- [Task statement]
Look for "系统管理" in each line of the records, and copy the lines that have it.

- [Dataset entries]
****************

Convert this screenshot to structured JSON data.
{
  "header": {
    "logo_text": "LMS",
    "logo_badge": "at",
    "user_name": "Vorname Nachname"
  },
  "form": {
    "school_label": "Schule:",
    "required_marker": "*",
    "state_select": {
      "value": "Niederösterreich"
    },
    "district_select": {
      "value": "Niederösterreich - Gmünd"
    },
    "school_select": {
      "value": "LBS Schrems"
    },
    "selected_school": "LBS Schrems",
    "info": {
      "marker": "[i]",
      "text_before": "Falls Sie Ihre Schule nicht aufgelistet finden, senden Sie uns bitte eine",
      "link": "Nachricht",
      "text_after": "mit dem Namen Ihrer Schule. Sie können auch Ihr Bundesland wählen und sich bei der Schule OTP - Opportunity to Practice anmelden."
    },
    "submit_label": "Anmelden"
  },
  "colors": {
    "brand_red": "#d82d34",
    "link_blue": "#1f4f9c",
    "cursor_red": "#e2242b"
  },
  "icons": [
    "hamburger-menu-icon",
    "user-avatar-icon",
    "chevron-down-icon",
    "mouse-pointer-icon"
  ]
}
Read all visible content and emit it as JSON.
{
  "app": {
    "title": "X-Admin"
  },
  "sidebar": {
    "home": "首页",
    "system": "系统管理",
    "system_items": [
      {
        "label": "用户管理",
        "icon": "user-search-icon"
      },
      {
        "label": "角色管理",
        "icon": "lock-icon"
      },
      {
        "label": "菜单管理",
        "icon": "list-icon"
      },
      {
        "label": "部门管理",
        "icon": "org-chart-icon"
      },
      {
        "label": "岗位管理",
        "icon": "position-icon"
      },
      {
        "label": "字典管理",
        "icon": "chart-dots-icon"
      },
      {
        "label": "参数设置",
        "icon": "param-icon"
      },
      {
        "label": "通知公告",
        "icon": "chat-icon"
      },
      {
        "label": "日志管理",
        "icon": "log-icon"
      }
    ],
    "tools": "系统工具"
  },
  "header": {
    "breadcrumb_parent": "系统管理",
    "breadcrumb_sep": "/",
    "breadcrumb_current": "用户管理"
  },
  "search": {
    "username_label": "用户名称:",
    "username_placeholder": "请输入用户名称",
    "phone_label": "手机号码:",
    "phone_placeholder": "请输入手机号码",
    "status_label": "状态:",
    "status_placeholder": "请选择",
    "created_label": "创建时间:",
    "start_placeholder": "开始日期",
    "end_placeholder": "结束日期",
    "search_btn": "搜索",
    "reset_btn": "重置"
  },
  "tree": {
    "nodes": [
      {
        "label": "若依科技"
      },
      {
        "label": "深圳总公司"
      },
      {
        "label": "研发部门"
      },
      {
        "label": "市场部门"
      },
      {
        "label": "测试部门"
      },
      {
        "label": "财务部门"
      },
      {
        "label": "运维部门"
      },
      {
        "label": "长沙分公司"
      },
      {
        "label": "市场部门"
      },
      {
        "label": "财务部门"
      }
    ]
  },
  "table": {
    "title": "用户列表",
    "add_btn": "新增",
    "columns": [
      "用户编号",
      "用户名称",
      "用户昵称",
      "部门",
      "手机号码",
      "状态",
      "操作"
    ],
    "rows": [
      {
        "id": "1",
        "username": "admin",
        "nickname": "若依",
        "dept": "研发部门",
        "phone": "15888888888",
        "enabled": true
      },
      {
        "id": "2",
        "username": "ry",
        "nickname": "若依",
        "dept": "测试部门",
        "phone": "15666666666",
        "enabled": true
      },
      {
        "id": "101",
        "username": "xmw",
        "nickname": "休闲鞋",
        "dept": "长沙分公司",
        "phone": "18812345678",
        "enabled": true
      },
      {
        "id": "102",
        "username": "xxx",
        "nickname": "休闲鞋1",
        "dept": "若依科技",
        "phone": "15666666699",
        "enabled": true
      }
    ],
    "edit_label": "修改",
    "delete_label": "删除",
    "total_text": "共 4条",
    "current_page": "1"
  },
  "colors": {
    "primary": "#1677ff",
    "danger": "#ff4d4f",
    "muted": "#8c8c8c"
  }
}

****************

- [Task answer]
    "system": "系统管理",
    "breadcrumb_parent": "系统管理",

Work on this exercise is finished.